— How to complete this task —
Read the entries below and pull out each line with the string "your".

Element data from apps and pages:
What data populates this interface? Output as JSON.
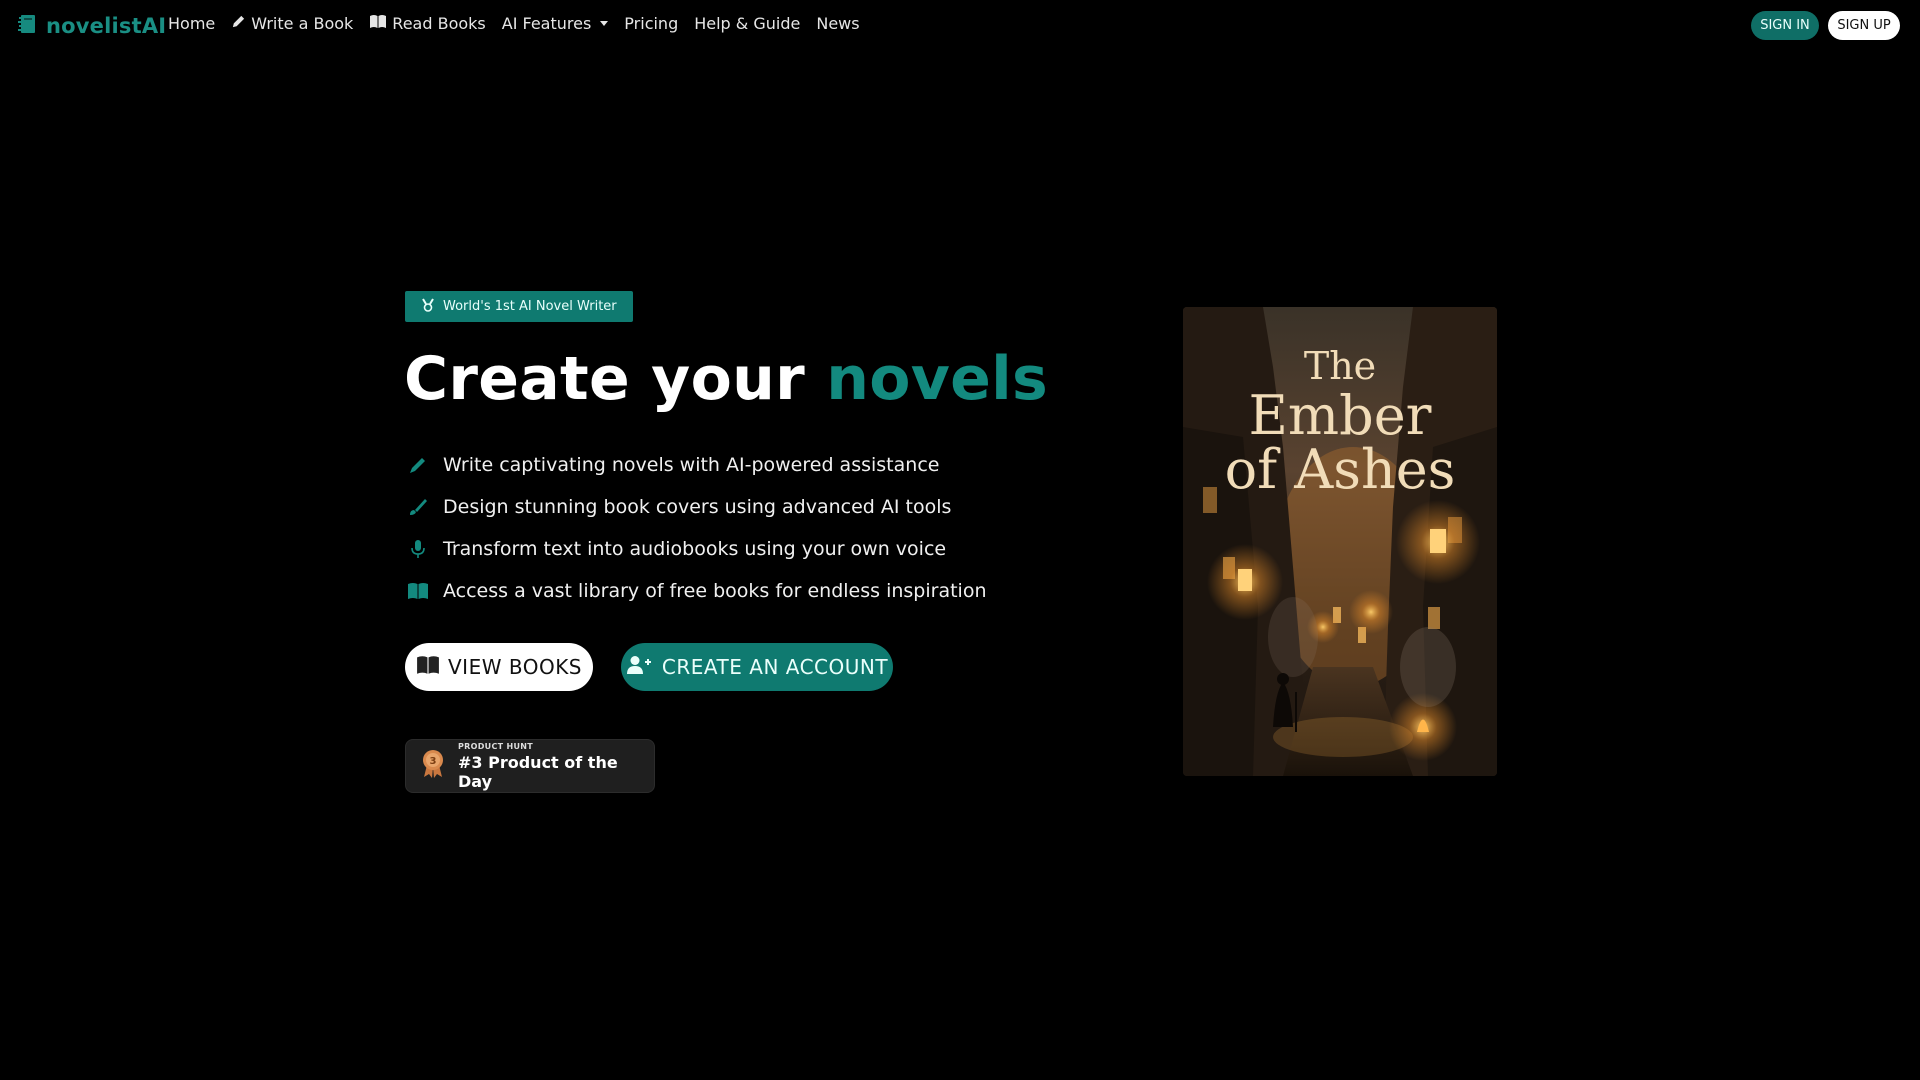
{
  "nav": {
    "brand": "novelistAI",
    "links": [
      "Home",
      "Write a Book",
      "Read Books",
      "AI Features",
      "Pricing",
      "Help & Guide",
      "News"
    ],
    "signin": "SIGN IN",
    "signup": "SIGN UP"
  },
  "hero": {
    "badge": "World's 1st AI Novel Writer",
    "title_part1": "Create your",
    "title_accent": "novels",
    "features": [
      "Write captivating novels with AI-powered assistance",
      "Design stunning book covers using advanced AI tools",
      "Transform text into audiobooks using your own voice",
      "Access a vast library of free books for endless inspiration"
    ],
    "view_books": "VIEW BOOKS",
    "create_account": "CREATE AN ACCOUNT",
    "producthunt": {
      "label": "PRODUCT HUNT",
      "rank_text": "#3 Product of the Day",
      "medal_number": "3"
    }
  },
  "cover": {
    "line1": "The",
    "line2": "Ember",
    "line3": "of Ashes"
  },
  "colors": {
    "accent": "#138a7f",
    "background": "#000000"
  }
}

— Solution —
    "title_part1": "Create your",
      "Transform text into audiobooks using your own voice",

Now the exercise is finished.